Task prompt:
Your task is to count the lines of the entries below that include the word "this" and to give only the resulting number.

Material to process:
+ + + + +

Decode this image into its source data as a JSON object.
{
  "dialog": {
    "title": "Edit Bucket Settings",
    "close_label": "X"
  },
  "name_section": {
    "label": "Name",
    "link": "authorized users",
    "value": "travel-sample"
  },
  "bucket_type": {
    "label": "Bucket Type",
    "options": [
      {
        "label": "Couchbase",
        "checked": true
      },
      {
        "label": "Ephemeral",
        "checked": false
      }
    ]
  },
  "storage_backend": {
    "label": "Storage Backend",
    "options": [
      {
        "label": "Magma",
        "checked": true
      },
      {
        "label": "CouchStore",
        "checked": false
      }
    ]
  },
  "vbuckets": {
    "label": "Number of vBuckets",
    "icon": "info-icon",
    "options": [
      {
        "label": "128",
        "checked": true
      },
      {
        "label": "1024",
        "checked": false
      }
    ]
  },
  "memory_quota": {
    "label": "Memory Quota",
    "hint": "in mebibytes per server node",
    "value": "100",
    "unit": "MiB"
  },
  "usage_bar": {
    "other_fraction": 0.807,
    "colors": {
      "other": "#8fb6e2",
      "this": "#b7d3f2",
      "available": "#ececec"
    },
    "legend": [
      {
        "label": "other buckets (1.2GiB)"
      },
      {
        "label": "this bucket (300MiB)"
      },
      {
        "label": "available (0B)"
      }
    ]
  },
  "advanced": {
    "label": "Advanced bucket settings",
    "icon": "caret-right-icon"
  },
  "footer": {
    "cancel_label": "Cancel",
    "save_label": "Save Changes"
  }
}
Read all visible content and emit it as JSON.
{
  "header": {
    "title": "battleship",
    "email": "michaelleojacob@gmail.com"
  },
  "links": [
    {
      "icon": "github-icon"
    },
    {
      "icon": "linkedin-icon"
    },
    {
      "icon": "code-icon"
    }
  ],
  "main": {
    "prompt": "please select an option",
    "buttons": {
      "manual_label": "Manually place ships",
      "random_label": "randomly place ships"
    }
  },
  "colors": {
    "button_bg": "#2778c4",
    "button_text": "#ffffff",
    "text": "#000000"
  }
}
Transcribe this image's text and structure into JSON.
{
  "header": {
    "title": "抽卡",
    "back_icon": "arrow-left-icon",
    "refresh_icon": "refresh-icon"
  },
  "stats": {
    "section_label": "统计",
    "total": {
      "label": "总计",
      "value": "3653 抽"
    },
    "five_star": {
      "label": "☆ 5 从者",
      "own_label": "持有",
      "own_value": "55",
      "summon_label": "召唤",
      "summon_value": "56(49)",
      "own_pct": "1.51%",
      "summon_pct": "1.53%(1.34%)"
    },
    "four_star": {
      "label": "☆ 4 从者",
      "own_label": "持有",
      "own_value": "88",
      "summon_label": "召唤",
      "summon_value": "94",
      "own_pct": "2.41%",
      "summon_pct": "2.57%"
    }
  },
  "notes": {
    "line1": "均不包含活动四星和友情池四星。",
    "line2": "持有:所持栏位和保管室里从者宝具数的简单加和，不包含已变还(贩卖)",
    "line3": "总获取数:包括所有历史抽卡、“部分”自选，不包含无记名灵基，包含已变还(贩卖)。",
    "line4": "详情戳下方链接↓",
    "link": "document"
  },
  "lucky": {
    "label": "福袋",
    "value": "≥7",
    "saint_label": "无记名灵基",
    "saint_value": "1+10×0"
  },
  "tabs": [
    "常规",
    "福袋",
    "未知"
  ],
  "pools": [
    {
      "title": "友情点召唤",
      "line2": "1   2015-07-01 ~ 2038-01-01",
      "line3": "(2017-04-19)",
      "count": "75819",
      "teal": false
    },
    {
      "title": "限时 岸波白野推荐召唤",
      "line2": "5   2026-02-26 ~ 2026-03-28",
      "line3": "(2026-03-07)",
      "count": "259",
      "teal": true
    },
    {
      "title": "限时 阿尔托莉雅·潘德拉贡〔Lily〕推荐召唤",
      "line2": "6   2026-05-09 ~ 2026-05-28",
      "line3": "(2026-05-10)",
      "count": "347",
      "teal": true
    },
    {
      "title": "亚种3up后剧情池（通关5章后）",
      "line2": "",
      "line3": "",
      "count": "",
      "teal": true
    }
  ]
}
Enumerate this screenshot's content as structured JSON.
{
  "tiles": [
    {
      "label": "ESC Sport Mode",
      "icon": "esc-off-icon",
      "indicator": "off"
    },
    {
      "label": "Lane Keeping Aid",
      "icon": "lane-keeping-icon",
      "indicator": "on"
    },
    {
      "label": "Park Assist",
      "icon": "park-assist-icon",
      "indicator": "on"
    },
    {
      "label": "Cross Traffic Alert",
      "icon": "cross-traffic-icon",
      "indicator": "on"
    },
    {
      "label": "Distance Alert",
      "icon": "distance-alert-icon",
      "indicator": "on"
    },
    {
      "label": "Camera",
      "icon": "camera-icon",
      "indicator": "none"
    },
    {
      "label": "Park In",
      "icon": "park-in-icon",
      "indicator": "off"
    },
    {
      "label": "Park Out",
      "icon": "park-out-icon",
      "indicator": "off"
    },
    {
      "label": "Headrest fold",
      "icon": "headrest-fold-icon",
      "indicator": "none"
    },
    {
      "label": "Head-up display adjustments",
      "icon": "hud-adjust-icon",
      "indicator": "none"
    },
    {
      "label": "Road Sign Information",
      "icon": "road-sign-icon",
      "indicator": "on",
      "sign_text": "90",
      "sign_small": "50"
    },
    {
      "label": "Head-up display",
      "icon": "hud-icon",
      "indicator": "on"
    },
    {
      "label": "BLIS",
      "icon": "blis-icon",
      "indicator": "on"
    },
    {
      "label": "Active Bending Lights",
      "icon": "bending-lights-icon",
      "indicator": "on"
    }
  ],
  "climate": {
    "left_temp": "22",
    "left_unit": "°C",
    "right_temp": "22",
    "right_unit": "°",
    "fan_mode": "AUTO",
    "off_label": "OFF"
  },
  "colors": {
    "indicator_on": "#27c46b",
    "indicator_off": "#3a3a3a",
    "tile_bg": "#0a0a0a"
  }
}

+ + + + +

Exercise answer:
5